• TO DO
Retype the entries exactly, but skip the pictures.
──────── RECORDS SUPPLIED ────────
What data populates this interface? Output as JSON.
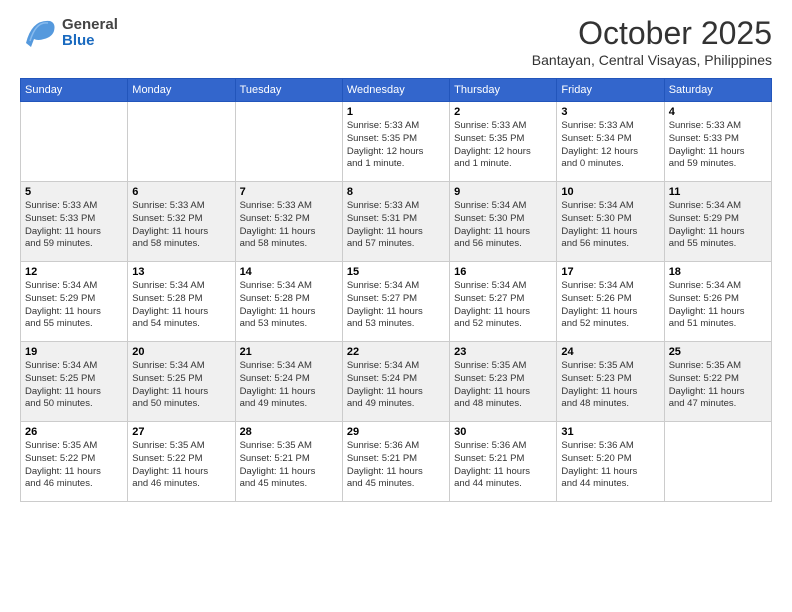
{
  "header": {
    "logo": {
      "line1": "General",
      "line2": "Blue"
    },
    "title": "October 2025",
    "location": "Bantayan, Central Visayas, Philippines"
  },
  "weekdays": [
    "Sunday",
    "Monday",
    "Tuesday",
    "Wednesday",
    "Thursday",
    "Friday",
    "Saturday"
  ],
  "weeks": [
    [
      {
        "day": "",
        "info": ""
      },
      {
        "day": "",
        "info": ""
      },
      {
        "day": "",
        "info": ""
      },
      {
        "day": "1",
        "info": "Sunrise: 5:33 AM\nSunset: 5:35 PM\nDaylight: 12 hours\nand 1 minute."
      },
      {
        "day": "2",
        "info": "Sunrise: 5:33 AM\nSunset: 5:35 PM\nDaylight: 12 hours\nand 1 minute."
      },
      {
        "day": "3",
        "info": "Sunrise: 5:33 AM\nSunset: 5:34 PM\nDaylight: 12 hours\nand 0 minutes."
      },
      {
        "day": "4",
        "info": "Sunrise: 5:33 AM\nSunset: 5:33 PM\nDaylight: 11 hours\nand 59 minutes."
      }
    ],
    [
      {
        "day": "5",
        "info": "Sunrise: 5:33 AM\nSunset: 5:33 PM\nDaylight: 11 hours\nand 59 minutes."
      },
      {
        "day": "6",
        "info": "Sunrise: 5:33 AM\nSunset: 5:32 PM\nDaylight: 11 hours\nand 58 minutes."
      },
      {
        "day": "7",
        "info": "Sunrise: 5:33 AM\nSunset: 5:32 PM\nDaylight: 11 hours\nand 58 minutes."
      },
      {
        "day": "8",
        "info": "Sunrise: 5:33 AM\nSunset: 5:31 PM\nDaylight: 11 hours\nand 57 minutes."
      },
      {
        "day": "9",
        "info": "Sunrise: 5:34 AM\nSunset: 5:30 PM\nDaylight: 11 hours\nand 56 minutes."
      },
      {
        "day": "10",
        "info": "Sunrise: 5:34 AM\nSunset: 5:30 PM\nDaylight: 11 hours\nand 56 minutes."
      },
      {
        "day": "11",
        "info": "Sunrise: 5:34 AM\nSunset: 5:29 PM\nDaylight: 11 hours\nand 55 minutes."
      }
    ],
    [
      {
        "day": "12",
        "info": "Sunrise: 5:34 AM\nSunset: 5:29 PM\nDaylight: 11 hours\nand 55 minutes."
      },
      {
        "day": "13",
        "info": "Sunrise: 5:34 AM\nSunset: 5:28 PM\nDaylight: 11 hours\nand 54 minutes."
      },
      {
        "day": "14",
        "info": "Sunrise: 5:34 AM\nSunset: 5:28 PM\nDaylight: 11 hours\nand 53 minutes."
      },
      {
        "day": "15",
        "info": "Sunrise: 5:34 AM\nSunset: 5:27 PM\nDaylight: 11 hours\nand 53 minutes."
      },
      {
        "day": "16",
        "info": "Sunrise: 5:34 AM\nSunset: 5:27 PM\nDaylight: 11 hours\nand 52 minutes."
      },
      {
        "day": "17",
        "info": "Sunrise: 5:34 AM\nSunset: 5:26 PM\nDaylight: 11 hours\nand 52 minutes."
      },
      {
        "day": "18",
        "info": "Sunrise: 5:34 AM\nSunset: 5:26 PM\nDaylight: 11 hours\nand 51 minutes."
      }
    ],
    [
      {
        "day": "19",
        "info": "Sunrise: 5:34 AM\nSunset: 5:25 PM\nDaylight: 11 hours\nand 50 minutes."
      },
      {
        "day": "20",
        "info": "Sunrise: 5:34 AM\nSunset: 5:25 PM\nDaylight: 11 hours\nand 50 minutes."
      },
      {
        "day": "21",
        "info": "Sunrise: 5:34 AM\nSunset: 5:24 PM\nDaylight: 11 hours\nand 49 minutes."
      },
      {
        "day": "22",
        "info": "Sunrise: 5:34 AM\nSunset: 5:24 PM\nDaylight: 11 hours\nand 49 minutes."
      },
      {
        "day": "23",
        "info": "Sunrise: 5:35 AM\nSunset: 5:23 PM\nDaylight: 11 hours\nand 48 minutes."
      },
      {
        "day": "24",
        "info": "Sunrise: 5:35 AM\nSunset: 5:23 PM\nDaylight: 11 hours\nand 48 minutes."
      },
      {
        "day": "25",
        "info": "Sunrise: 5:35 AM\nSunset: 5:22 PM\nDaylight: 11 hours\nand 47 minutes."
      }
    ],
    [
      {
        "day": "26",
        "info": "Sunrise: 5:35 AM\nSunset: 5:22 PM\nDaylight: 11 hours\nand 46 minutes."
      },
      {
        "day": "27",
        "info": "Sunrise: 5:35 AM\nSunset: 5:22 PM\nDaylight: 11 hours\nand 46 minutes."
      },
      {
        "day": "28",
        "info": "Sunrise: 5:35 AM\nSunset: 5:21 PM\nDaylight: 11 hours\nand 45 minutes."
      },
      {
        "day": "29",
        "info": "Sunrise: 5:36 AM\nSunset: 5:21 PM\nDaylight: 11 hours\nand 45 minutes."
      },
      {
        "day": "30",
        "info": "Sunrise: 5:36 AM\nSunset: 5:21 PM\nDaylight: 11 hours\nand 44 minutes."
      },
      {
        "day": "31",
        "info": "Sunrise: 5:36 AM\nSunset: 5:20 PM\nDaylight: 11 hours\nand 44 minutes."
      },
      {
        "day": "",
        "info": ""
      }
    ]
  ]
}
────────
• SOLUTION FOR THIS EXERCISE
What data populates this interface? Output as JSON.
{
  "header": {
    "logo": {
      "line1": "General",
      "line2": "Blue"
    },
    "title": "October 2025",
    "location": "Bantayan, Central Visayas, Philippines"
  },
  "weekdays": [
    "Sunday",
    "Monday",
    "Tuesday",
    "Wednesday",
    "Thursday",
    "Friday",
    "Saturday"
  ],
  "weeks": [
    [
      {
        "day": "",
        "info": ""
      },
      {
        "day": "",
        "info": ""
      },
      {
        "day": "",
        "info": ""
      },
      {
        "day": "1",
        "info": "Sunrise: 5:33 AM\nSunset: 5:35 PM\nDaylight: 12 hours\nand 1 minute."
      },
      {
        "day": "2",
        "info": "Sunrise: 5:33 AM\nSunset: 5:35 PM\nDaylight: 12 hours\nand 1 minute."
      },
      {
        "day": "3",
        "info": "Sunrise: 5:33 AM\nSunset: 5:34 PM\nDaylight: 12 hours\nand 0 minutes."
      },
      {
        "day": "4",
        "info": "Sunrise: 5:33 AM\nSunset: 5:33 PM\nDaylight: 11 hours\nand 59 minutes."
      }
    ],
    [
      {
        "day": "5",
        "info": "Sunrise: 5:33 AM\nSunset: 5:33 PM\nDaylight: 11 hours\nand 59 minutes."
      },
      {
        "day": "6",
        "info": "Sunrise: 5:33 AM\nSunset: 5:32 PM\nDaylight: 11 hours\nand 58 minutes."
      },
      {
        "day": "7",
        "info": "Sunrise: 5:33 AM\nSunset: 5:32 PM\nDaylight: 11 hours\nand 58 minutes."
      },
      {
        "day": "8",
        "info": "Sunrise: 5:33 AM\nSunset: 5:31 PM\nDaylight: 11 hours\nand 57 minutes."
      },
      {
        "day": "9",
        "info": "Sunrise: 5:34 AM\nSunset: 5:30 PM\nDaylight: 11 hours\nand 56 minutes."
      },
      {
        "day": "10",
        "info": "Sunrise: 5:34 AM\nSunset: 5:30 PM\nDaylight: 11 hours\nand 56 minutes."
      },
      {
        "day": "11",
        "info": "Sunrise: 5:34 AM\nSunset: 5:29 PM\nDaylight: 11 hours\nand 55 minutes."
      }
    ],
    [
      {
        "day": "12",
        "info": "Sunrise: 5:34 AM\nSunset: 5:29 PM\nDaylight: 11 hours\nand 55 minutes."
      },
      {
        "day": "13",
        "info": "Sunrise: 5:34 AM\nSunset: 5:28 PM\nDaylight: 11 hours\nand 54 minutes."
      },
      {
        "day": "14",
        "info": "Sunrise: 5:34 AM\nSunset: 5:28 PM\nDaylight: 11 hours\nand 53 minutes."
      },
      {
        "day": "15",
        "info": "Sunrise: 5:34 AM\nSunset: 5:27 PM\nDaylight: 11 hours\nand 53 minutes."
      },
      {
        "day": "16",
        "info": "Sunrise: 5:34 AM\nSunset: 5:27 PM\nDaylight: 11 hours\nand 52 minutes."
      },
      {
        "day": "17",
        "info": "Sunrise: 5:34 AM\nSunset: 5:26 PM\nDaylight: 11 hours\nand 52 minutes."
      },
      {
        "day": "18",
        "info": "Sunrise: 5:34 AM\nSunset: 5:26 PM\nDaylight: 11 hours\nand 51 minutes."
      }
    ],
    [
      {
        "day": "19",
        "info": "Sunrise: 5:34 AM\nSunset: 5:25 PM\nDaylight: 11 hours\nand 50 minutes."
      },
      {
        "day": "20",
        "info": "Sunrise: 5:34 AM\nSunset: 5:25 PM\nDaylight: 11 hours\nand 50 minutes."
      },
      {
        "day": "21",
        "info": "Sunrise: 5:34 AM\nSunset: 5:24 PM\nDaylight: 11 hours\nand 49 minutes."
      },
      {
        "day": "22",
        "info": "Sunrise: 5:34 AM\nSunset: 5:24 PM\nDaylight: 11 hours\nand 49 minutes."
      },
      {
        "day": "23",
        "info": "Sunrise: 5:35 AM\nSunset: 5:23 PM\nDaylight: 11 hours\nand 48 minutes."
      },
      {
        "day": "24",
        "info": "Sunrise: 5:35 AM\nSunset: 5:23 PM\nDaylight: 11 hours\nand 48 minutes."
      },
      {
        "day": "25",
        "info": "Sunrise: 5:35 AM\nSunset: 5:22 PM\nDaylight: 11 hours\nand 47 minutes."
      }
    ],
    [
      {
        "day": "26",
        "info": "Sunrise: 5:35 AM\nSunset: 5:22 PM\nDaylight: 11 hours\nand 46 minutes."
      },
      {
        "day": "27",
        "info": "Sunrise: 5:35 AM\nSunset: 5:22 PM\nDaylight: 11 hours\nand 46 minutes."
      },
      {
        "day": "28",
        "info": "Sunrise: 5:35 AM\nSunset: 5:21 PM\nDaylight: 11 hours\nand 45 minutes."
      },
      {
        "day": "29",
        "info": "Sunrise: 5:36 AM\nSunset: 5:21 PM\nDaylight: 11 hours\nand 45 minutes."
      },
      {
        "day": "30",
        "info": "Sunrise: 5:36 AM\nSunset: 5:21 PM\nDaylight: 11 hours\nand 44 minutes."
      },
      {
        "day": "31",
        "info": "Sunrise: 5:36 AM\nSunset: 5:20 PM\nDaylight: 11 hours\nand 44 minutes."
      },
      {
        "day": "",
        "info": ""
      }
    ]
  ]
}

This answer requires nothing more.